◆ **What you are asked to do**
How many lines in the records below hold the word "depart"? Answer with the number alone.
+ + + + + + +
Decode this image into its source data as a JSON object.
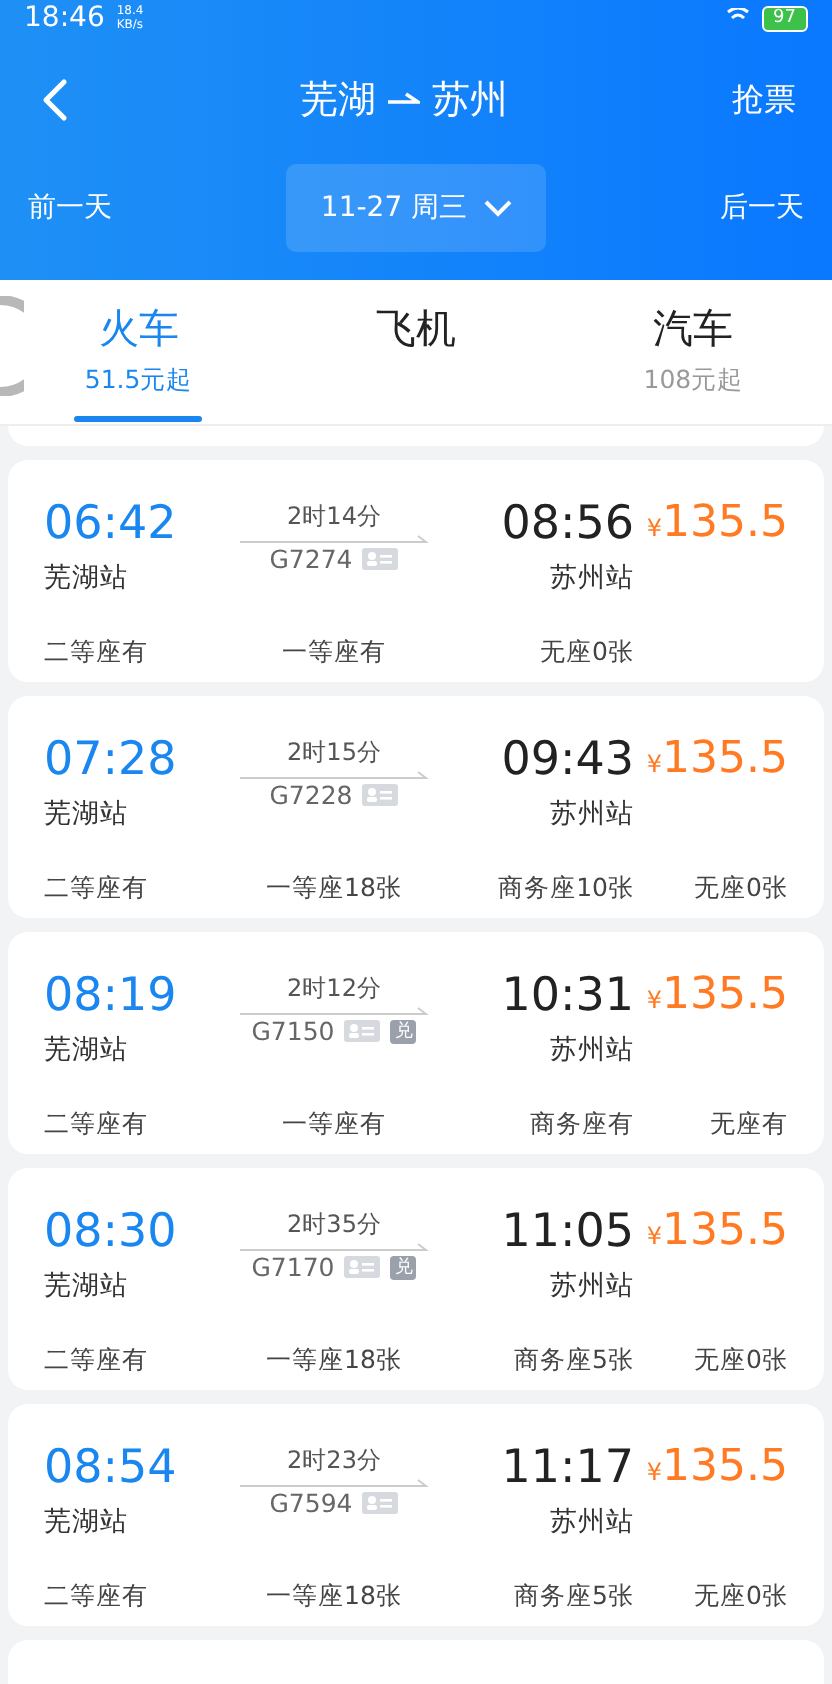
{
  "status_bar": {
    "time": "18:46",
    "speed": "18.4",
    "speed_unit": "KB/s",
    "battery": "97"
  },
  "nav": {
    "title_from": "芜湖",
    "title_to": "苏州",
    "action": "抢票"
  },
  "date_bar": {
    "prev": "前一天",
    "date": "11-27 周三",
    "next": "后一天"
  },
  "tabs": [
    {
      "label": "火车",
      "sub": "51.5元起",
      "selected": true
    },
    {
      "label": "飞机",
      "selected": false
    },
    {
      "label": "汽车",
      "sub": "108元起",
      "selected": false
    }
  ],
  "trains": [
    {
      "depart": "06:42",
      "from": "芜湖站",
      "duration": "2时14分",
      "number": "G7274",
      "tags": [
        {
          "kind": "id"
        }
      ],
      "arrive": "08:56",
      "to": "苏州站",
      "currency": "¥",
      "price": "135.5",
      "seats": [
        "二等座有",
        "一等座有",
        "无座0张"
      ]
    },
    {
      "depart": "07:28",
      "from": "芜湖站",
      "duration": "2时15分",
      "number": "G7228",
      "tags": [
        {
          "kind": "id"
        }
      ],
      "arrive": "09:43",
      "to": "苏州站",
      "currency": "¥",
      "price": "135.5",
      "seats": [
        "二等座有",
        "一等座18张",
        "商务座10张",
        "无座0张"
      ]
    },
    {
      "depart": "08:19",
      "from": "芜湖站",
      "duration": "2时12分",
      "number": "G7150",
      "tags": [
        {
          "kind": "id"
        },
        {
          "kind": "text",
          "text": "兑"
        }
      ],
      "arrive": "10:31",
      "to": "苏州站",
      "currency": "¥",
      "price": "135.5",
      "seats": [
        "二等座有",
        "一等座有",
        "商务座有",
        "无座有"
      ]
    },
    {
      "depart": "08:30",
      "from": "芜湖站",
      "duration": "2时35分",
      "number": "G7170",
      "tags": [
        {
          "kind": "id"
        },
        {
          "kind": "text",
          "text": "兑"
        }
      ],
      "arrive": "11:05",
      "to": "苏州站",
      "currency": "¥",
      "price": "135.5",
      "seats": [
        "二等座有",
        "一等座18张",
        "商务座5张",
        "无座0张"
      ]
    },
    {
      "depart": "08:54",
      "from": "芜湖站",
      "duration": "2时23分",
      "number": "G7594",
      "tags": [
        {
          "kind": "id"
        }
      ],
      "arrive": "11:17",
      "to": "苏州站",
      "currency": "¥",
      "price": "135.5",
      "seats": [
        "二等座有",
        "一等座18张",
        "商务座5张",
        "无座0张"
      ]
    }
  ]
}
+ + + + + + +
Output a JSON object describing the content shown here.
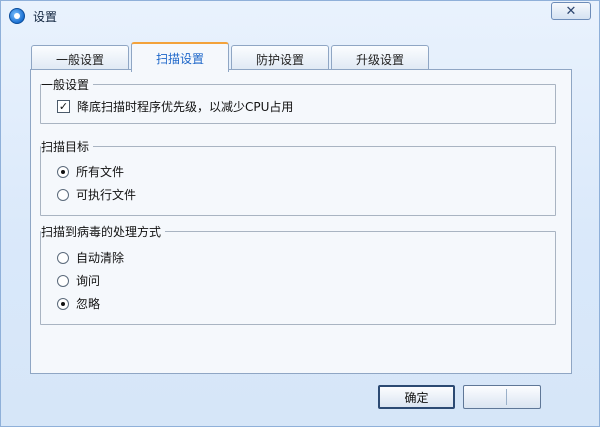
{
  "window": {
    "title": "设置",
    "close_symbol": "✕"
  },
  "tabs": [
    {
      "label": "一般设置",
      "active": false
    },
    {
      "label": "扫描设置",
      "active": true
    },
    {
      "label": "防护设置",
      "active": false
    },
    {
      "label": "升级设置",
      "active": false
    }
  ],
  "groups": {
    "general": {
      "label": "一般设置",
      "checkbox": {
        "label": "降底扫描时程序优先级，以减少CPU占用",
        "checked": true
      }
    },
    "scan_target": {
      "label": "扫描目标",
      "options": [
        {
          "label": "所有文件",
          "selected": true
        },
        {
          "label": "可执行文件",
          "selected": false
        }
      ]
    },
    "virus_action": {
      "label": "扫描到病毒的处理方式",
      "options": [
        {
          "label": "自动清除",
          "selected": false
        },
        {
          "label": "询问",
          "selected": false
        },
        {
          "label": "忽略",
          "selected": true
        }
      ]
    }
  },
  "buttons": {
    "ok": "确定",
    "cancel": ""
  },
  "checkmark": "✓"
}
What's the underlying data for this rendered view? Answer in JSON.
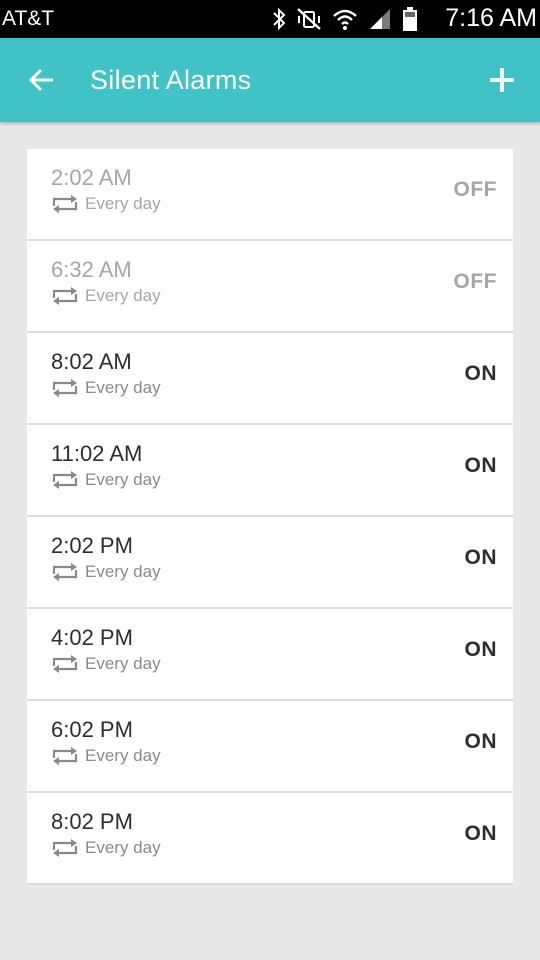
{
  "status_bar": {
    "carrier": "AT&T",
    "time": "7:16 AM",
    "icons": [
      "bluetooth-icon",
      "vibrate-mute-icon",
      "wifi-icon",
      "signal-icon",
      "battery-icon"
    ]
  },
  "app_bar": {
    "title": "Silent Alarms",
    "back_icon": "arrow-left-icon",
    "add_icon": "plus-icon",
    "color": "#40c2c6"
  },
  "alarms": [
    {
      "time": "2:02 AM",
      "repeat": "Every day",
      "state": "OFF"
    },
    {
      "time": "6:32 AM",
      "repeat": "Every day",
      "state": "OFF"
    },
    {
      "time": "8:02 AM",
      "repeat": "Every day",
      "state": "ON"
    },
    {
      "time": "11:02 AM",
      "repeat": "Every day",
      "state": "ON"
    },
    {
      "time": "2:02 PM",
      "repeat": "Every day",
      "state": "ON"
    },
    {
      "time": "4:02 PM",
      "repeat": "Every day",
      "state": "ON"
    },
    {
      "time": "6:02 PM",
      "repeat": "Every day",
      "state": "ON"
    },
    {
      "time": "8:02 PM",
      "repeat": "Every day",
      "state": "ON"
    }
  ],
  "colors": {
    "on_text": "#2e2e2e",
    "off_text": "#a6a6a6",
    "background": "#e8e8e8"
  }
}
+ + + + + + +
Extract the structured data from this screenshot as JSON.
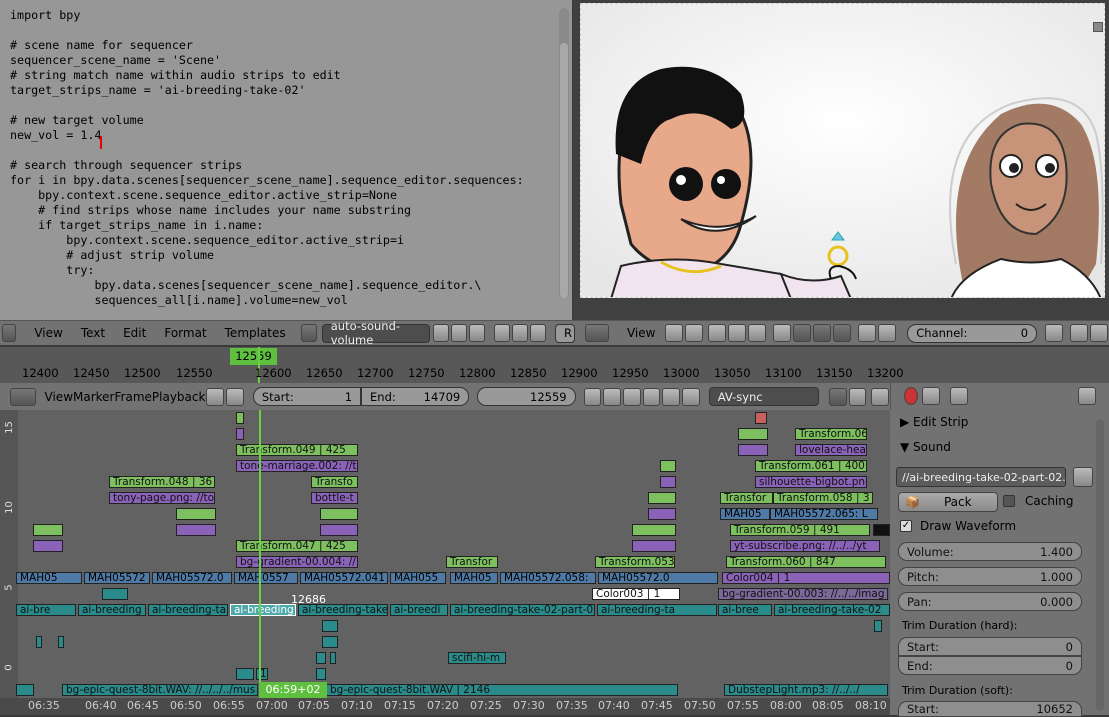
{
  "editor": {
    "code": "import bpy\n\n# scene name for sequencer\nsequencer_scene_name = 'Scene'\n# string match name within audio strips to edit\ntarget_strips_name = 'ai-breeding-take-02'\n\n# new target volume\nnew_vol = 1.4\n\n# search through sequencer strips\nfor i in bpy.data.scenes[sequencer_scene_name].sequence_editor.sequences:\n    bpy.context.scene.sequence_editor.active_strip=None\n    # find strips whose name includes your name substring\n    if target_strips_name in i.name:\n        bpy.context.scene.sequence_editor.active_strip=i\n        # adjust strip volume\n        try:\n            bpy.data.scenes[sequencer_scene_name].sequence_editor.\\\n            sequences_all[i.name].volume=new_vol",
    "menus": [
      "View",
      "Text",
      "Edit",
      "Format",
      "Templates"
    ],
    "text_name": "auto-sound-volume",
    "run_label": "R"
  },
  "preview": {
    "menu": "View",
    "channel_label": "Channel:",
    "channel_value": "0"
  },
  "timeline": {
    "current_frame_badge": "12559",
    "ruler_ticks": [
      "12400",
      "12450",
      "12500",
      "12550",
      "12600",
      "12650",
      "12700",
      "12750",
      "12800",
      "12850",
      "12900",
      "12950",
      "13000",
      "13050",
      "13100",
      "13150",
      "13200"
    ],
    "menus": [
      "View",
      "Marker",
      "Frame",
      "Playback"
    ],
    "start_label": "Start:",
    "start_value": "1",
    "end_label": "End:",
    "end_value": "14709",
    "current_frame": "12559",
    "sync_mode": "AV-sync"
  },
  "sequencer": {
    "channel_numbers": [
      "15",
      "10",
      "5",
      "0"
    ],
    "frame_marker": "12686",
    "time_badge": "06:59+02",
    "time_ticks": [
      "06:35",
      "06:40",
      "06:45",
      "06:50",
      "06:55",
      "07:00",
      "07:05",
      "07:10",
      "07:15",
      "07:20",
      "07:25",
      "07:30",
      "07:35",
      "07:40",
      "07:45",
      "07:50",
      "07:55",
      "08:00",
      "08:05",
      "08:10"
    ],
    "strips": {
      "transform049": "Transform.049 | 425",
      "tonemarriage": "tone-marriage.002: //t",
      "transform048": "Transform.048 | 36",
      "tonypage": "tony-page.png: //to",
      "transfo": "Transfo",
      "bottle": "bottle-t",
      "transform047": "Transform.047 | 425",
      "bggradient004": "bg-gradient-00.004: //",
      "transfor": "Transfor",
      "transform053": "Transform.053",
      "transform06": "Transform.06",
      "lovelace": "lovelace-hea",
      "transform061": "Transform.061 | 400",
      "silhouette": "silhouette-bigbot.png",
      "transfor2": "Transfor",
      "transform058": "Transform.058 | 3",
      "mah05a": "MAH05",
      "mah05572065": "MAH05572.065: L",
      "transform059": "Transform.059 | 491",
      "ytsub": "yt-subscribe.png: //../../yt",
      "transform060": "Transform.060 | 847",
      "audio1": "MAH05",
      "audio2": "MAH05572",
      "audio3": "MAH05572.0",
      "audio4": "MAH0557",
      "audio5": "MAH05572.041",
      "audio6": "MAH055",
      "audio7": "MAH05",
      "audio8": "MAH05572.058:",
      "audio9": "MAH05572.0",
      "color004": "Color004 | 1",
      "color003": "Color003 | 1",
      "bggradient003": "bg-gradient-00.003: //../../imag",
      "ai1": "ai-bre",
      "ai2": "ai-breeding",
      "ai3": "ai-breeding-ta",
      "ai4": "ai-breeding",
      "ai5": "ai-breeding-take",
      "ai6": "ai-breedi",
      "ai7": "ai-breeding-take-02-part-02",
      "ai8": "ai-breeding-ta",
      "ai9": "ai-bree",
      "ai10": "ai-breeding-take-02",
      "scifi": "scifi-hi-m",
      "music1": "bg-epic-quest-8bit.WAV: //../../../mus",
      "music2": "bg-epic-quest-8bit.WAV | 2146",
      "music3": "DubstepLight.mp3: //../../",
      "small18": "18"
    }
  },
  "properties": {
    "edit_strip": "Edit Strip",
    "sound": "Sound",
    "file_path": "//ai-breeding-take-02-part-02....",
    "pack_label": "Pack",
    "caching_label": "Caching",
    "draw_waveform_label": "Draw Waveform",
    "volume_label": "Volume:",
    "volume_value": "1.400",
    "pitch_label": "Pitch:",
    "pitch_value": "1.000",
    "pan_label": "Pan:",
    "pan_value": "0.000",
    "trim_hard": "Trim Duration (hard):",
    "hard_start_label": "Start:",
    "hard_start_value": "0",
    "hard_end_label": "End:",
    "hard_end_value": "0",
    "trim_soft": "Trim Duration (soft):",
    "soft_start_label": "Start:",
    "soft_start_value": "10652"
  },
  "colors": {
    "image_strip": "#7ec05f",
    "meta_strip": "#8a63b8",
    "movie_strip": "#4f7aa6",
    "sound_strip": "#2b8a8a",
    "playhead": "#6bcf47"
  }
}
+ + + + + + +
◆ **Solution for this exercise**
5